TASK PROMPT: Scan the data below and copy each line where "Windows" occurs.

>>>>>

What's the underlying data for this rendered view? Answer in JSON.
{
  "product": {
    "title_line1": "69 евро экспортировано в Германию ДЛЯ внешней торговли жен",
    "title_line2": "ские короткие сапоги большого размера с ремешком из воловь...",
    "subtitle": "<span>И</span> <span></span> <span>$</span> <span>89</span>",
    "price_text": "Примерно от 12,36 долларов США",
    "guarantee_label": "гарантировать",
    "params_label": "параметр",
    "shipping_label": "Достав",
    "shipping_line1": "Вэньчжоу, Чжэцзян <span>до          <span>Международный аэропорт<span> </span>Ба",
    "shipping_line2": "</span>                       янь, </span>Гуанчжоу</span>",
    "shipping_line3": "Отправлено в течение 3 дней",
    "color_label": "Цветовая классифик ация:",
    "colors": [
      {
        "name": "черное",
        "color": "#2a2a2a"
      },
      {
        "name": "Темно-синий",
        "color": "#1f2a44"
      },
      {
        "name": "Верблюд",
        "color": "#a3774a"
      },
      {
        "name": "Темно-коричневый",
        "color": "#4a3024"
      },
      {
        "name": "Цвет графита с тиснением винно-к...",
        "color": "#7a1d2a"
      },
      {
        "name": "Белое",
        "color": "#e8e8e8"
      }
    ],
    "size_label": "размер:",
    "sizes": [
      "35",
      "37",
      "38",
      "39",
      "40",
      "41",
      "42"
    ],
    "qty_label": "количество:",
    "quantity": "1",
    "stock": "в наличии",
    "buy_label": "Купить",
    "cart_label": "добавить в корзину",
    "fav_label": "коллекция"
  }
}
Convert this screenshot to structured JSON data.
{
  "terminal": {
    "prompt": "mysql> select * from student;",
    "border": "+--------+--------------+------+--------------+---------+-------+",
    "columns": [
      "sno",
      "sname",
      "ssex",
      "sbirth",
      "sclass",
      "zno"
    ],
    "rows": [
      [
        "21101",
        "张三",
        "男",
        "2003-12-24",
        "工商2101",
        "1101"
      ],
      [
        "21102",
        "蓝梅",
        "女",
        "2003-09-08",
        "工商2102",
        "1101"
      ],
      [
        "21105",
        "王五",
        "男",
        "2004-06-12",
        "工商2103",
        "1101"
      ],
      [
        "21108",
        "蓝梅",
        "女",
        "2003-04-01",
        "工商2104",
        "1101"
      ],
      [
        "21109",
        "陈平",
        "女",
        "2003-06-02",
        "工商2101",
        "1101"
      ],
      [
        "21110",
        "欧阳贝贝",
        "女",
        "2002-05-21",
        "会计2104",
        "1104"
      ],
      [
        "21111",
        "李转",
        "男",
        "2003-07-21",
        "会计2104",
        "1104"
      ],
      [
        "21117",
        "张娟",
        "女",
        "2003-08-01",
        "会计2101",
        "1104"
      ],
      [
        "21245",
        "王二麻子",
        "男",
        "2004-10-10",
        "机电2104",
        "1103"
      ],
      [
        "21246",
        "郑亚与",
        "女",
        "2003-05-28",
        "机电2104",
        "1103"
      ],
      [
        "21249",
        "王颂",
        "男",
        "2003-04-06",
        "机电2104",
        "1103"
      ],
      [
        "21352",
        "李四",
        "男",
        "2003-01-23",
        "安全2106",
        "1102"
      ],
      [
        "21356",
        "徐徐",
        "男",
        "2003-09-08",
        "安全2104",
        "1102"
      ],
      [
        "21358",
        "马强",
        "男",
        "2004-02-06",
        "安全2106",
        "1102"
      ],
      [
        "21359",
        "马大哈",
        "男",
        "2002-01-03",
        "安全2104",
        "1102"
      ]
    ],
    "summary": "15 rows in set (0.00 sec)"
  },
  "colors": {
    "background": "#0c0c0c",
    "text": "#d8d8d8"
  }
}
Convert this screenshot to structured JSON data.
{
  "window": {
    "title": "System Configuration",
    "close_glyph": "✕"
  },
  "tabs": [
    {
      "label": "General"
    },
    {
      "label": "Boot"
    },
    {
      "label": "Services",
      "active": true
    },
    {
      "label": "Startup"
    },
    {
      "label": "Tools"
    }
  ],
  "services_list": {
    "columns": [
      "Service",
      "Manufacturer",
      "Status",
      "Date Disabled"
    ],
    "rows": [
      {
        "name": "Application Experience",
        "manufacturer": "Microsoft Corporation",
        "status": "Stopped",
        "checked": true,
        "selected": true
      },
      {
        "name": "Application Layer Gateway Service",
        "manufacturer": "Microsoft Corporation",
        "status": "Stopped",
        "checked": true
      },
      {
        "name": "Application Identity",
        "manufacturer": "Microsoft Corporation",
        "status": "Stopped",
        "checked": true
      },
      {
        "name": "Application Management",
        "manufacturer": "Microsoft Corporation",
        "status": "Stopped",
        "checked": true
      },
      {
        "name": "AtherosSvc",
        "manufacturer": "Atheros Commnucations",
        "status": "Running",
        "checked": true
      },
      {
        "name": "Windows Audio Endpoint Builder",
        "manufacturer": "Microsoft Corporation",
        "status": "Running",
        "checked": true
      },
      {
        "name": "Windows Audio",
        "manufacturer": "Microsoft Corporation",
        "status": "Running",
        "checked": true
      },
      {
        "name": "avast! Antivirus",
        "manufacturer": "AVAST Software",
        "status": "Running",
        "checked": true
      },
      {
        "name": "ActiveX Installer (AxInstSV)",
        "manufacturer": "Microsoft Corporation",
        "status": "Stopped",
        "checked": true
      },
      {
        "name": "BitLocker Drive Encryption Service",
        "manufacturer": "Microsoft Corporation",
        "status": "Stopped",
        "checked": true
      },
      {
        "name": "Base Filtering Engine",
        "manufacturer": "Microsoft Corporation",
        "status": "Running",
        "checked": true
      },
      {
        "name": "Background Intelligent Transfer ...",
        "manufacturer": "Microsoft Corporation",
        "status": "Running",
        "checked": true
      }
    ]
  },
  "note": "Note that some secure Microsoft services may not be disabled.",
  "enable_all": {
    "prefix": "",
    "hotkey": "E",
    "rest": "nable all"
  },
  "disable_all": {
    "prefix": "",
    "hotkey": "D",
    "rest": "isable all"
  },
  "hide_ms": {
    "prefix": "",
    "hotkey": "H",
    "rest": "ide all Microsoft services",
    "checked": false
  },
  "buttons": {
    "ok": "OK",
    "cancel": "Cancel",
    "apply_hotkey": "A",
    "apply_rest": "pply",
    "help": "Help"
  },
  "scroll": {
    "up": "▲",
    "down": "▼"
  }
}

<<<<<

RESPONSE BOX:
        "name": "Windows Audio Endpoint Builder",
        "name": "Windows Audio",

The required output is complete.